A category four cyclone has struck Madagascar's eastern shores, killing at least one person and causing power shutdowns in some major towns, local authorities say.
In the eastern port city of Tamatave, schools and offices were closed for a second day on Tuesday as heavy rains and powerful gusts struck the seaboard after Cyclone Giovanna hit the island.
"One person died in Brickaville after an electricity pole fell on her," Alain Mahavimbina, the top official in the capital Antsinanana, told the Reuters news agency.
The eye of the storm made landfall south of Tamatave.
"Tamatave is like a ghost town," Joel Milamaro, a resident told the Reuters news agency. "The roads are deserted."
In Antananarivo, the authorities cut off power and ordered drivers to stay off the roads and businesses to shut their doors as torrential rains persisted into Tuesday.
John Yoon-Yak Davis, the country director of the aid organization Care International, said preliminary assessments showed 60 per cent of homes were partially or completely damaged in some districts.
“Wood homes have lost roofs, more traditional structures made of palm leaves and bamboos have been completely destroyed. There is going to be great need in terms of reestablishing infrastructure and food supply for the population."
Al Jazeera's senior meteorologist, Steff Gaulter, says Giovanna has a well-defined eye, indicating that it is a very big storm.
A special weather bulletin in the morning gave warning of "imminent danger".
Data supplied by the US Navy and Air Force Joint Typhoon Warning Center showed sustained winds of around 231km per hour driving the category four cyclone into Madagascar.
Twitter, the micro-blogging site, was also abuzz with reports from the island, with one user saying that heavy winds were "damaging structures and everything" in its wake.
Madagascar is prone to cyclones and tropical storms, especially in the rainy season from February to May.
In 2008, Cyclone Ivan hit Madagascar, killing more than 80 people and leaving over 200,000 homeless.
The US space agency NASA's website said the cyclone was expected to weaken as it moved across the world's fourth largest island, where foreign firms are mining nickel and ilmenite and exploring for oil.
"It is expected to move into Mozambique Channel and may re-intensify," NASA said.

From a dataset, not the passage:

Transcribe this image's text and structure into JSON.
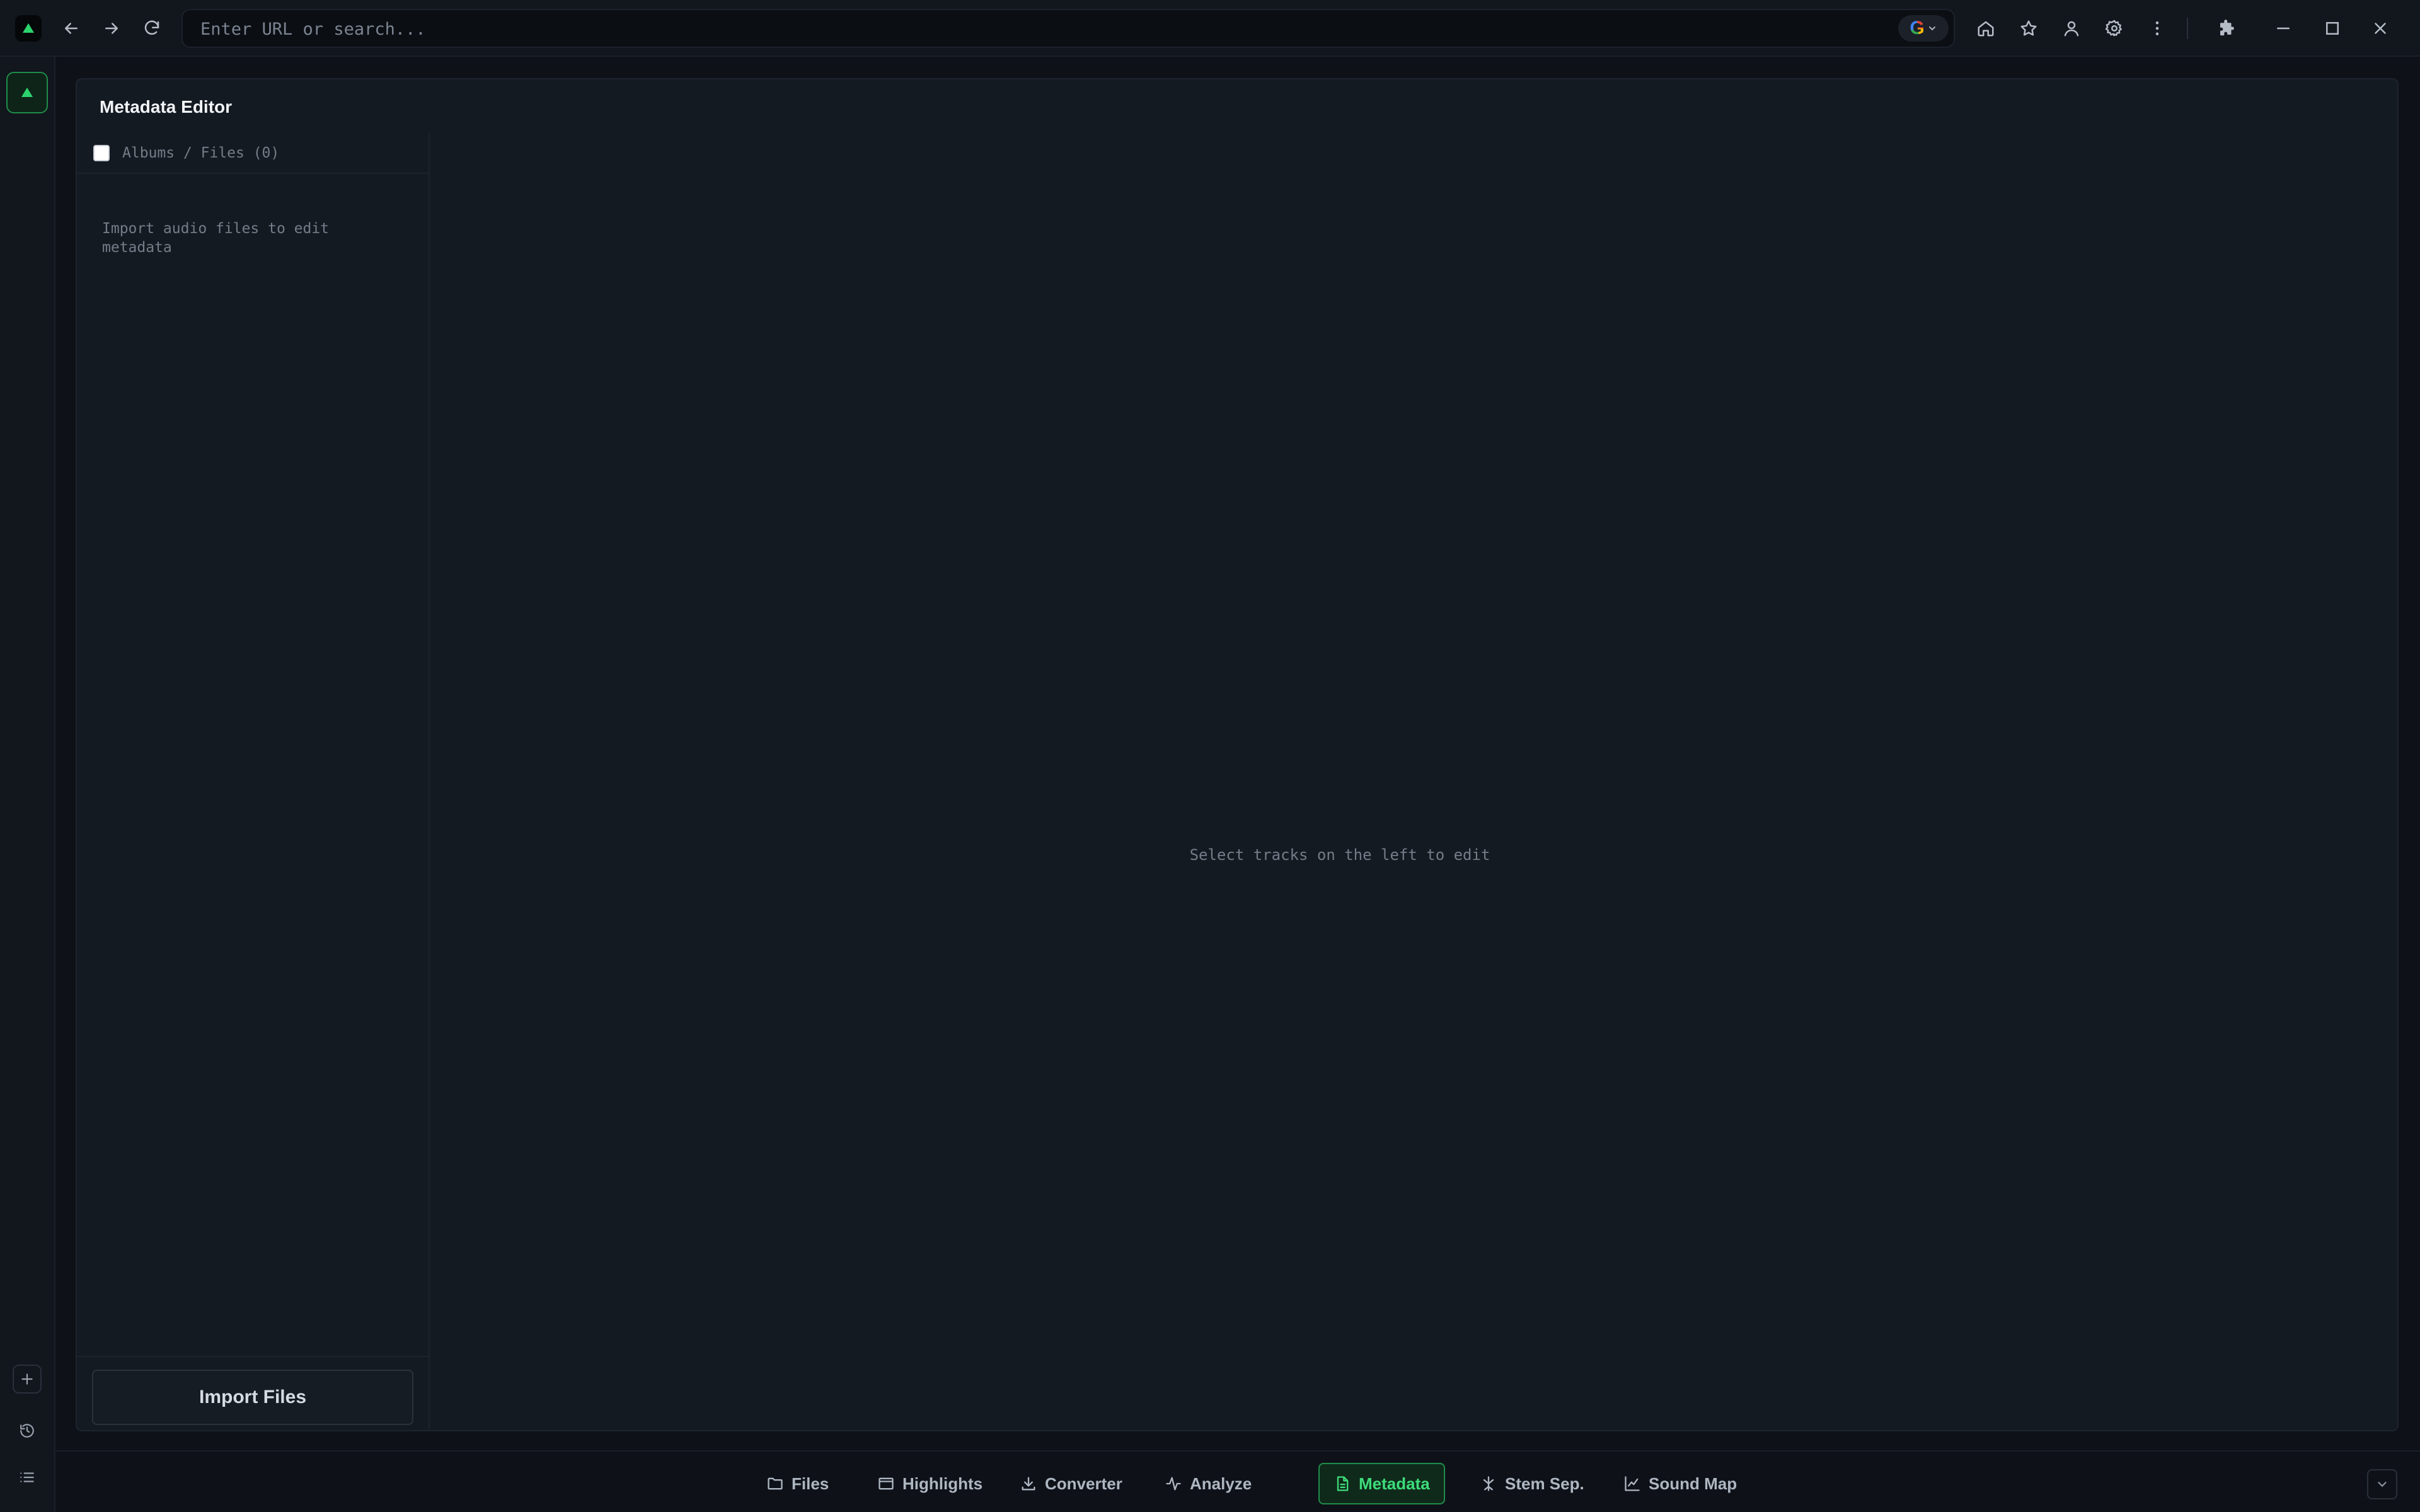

Another Twitter user tweeted at 2:16pm local time that Cyclone Giovanna was expected hit Maputo in 48 hours.
Madagascans have set up a citizen reporting platform to map the various areas of need. View the map below: